Frequently Asked Questions
The rabbits that most people see are Eastern cottontails – a completely different species than our native New England type. Eastern cottontails were imported to the region in the twentieth century; it turns out they can live in small patches of thinner cover than what New England cottontails need.
The species has lost more than 80 percent of its habitat over the last 50 years. Some of this loss comes from people developing the landscape, and some of it comes from shrubby areas growing up into forest, where cottontails can't live.
They need places like old overgrown farms, brushy fields, coastal shrublands, thickets near beaver flowages, and stands of trees growing back after logging. In those types of thick cover, bunnies can find food, hide from predators, and shelter from winter’s cold and wind. Local populations need blocks of habitat 25 acres in size (and ideally much larger) -- plus, habitat blocks must connect to other similar patches of cover.
Darned thick! New England cottontails need masses and tangles of saplings, sprouts, vines, and shrubs. A human on foot can’t simply stroll through such places – in many cases, they won’t even be able to enter.
They live in six states east of the Hudson River: New York, Connecticut, Massachusetts, Rhode Island, New Hampshire, and Maine. They’ve died out in Vermont. There are five population centers, kind of like little islands, currently separated from each other. Biologists are actively searching for local populations throughout the species’ historic range.
They’re clearcutting trees and cutting back shrubs so they’ll grow back thick enough to provide good rabbit habitat. They’re also using controlled fires to burn back shrubs -- which also spurs the roots of shrubs to send up dense growth. Conservationists and habitat managers are also planting native shrubs. And a captive breeding program is underway, in the hope that someday biologists will be able to reintroduce New England cottontails to areas where they’ve died out.
Different kinds of wildlife need different kinds of habitat. For instance, there’s more than enough forest in New England for the animals that need that kind of cover. What we don’t have enough of is brushy places. It doesn’t take long for brush to grow up into woods. So we need to keep renewing the habitat – usually every 10 years or so – to keep enough young forest and shrubland around so that animals like the New England cottontail remain a part of our native wildlife.
A whole bunch of them! Mammals like the bobcat, Canada lynx, snowshoe hare, and various rodents; birds like American woodcock, ruffed grouse, hermit thrush, Eastern towhee, and brown thrasher; and reptiles like box and wood turtles and the black racer (a kind of snake). Biologists estimate that more than 40 species of wildlife need this kind of habitat. And many other animals from other habitats, including the deep woods, seek out patches of young forest to find food at different times during their life cycles.
It’s one of our native creatures and has been around for millennia. The simple (well, not so simple) act of making rabbit habitat also helps dozens of other wild species. Because our development – houses, roads, malls – has destroyed many thousands of acres of wildlife habitat, we need to take an active role in preserving and creating habitat so that creatures like the New England cottontail will be around for our children and our children’s children to see and enjoy.

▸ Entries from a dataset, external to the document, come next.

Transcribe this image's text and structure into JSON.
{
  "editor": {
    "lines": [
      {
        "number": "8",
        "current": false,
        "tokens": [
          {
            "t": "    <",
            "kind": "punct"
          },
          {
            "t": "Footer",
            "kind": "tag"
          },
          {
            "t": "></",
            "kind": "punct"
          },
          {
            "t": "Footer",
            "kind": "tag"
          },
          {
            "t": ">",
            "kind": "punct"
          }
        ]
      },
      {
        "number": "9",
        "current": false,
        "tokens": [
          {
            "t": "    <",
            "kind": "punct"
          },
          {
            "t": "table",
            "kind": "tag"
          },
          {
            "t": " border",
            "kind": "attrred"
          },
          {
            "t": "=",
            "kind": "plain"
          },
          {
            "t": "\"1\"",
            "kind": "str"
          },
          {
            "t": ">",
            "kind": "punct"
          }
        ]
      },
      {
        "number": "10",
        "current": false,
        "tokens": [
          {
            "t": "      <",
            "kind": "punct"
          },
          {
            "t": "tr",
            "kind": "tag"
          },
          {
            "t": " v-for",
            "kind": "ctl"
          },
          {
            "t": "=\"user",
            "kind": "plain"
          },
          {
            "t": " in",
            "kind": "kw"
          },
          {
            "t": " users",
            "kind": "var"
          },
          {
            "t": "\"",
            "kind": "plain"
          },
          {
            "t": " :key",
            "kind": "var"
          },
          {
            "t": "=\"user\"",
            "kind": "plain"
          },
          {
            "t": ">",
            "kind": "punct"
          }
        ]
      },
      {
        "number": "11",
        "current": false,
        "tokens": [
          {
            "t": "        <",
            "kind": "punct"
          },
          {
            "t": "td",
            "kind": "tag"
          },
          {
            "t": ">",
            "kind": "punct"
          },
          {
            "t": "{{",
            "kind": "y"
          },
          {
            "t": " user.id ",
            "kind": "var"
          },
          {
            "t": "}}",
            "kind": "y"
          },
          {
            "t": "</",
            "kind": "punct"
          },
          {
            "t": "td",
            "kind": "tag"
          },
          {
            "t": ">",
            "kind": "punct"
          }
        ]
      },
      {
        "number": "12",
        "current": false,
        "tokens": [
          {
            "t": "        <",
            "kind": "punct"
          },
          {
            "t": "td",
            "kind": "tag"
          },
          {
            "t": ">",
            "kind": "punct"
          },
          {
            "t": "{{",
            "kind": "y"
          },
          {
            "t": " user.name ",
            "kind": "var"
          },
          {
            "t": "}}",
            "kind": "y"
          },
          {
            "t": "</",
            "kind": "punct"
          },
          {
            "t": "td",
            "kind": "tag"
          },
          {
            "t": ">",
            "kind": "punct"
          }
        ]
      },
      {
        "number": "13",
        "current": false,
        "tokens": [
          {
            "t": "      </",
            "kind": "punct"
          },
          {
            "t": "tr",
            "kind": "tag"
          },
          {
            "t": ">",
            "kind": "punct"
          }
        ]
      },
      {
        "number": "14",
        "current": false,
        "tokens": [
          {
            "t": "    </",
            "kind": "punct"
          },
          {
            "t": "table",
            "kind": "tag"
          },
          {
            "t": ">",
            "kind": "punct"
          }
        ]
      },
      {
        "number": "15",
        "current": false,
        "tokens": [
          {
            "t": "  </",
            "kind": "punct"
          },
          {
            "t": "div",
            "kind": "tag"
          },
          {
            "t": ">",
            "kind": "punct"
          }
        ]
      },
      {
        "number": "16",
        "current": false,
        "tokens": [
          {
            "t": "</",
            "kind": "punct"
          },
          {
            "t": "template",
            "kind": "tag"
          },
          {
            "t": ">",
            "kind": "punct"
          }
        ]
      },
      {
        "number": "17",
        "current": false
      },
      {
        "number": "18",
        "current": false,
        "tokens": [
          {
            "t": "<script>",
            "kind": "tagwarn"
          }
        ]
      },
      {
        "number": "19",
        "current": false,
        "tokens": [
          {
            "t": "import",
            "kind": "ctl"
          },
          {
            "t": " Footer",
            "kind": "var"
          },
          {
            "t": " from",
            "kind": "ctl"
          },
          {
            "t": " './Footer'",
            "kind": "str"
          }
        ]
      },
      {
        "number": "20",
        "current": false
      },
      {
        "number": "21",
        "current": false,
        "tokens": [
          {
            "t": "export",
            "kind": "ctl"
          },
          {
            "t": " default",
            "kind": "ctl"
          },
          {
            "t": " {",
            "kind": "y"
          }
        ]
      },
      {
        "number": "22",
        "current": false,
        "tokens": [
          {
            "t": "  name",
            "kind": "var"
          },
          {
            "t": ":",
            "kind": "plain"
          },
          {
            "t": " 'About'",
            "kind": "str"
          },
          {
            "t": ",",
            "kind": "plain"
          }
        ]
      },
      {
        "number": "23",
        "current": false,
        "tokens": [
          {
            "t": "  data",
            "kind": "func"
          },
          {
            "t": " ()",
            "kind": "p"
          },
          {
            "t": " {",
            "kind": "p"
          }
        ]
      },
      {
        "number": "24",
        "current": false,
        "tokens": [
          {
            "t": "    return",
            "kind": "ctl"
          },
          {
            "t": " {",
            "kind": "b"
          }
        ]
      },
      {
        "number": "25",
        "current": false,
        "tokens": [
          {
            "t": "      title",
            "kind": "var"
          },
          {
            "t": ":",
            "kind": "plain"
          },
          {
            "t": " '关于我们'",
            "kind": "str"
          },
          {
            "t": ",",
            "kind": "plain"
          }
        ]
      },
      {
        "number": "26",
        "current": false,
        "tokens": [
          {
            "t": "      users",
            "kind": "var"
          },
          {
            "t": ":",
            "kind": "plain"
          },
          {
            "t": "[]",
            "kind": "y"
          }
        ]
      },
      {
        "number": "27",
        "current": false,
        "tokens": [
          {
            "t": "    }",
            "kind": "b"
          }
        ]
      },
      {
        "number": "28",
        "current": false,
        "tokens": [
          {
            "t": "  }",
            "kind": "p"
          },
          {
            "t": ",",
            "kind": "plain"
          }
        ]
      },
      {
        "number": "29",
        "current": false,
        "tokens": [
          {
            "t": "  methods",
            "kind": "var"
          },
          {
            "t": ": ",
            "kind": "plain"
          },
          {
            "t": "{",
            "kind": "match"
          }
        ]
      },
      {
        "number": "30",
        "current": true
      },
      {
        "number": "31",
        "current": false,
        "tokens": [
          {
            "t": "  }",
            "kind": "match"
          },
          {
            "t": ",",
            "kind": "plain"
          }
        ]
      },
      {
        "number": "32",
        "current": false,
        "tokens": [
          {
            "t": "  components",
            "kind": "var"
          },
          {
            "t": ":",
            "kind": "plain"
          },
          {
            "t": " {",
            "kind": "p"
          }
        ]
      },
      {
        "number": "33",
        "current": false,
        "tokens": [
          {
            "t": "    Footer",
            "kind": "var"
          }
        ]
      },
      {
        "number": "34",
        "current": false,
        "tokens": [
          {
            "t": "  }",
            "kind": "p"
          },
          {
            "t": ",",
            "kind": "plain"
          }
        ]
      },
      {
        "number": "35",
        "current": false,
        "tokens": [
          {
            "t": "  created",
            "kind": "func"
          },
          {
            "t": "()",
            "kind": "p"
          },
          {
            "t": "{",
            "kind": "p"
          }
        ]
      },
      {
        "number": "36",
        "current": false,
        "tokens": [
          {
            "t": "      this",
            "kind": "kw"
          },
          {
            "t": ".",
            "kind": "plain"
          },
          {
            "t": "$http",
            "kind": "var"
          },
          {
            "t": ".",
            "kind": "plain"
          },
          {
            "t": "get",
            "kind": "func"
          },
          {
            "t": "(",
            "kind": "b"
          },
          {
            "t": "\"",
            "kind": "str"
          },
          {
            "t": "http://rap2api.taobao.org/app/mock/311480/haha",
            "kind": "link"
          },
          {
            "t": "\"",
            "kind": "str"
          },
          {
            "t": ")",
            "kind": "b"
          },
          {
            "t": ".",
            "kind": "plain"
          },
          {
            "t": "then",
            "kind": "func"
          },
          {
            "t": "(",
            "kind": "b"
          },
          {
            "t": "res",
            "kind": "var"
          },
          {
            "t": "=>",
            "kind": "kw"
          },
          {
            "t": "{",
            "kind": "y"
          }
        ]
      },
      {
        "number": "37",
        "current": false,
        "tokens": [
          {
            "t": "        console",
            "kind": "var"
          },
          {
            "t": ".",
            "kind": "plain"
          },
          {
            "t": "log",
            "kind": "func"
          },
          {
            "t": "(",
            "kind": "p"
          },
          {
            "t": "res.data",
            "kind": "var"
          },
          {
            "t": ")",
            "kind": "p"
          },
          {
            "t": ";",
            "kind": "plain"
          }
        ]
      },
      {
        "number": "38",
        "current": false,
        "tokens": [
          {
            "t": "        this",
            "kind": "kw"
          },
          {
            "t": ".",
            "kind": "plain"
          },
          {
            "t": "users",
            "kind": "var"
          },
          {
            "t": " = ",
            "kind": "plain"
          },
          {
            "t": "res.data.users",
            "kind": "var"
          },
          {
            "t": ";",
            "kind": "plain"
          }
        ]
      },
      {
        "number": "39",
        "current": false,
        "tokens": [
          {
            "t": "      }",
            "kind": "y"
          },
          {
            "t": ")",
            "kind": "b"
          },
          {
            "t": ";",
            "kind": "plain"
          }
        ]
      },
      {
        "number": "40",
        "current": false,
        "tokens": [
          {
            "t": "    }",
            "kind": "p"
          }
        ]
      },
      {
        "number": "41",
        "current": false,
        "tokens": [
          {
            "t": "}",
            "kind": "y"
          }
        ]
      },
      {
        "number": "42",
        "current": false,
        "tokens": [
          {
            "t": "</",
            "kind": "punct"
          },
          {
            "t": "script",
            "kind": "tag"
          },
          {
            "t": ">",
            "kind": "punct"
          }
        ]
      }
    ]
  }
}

Your neighbors! They include private landowners and businesses, utility companies, federal and state agencies, Native American tribes, the U.S. military, towns and municipalities, land trusts, and wildlife organizations like the Audubon Society, the Environmental Defense Fund, and Defenders of Wildlife. More wildlife and nature lovers are signing on each month!
Absolutely! Wildlife biologists and habitat consultants are ready and able to work with landowners – whether private, corporate, or municipal – to plan ways of making habitat without causing financial hardships. There are lots of state and federal programs that can contribute funding or provide equipment for helping wildlife. (See the “Contacts” section on the far right of this website’s pages.)
The U.S. Fish and Wildlife Service and state wildlife agencies can draw up Candidate Conservation Agreements with Assurances, or CCAAs, that let private landowners use their land and gain income from it while voluntarily creating cottontail habitat. CCAAs provide legal guarantees that no additional regulatory burdens will be placed on cooperating landowners should the New England cottontail formally be listed as threatened or endangered under the federal Endangered Species Act.
It certainly does. Rabbits have a high reproduction rate, and populations can rebound quickly when these animals find good living conditions. The key to restoring the New England cottontail is providing the species with ample, interconnected areas of high-quality habitat. The rabbits will do the rest.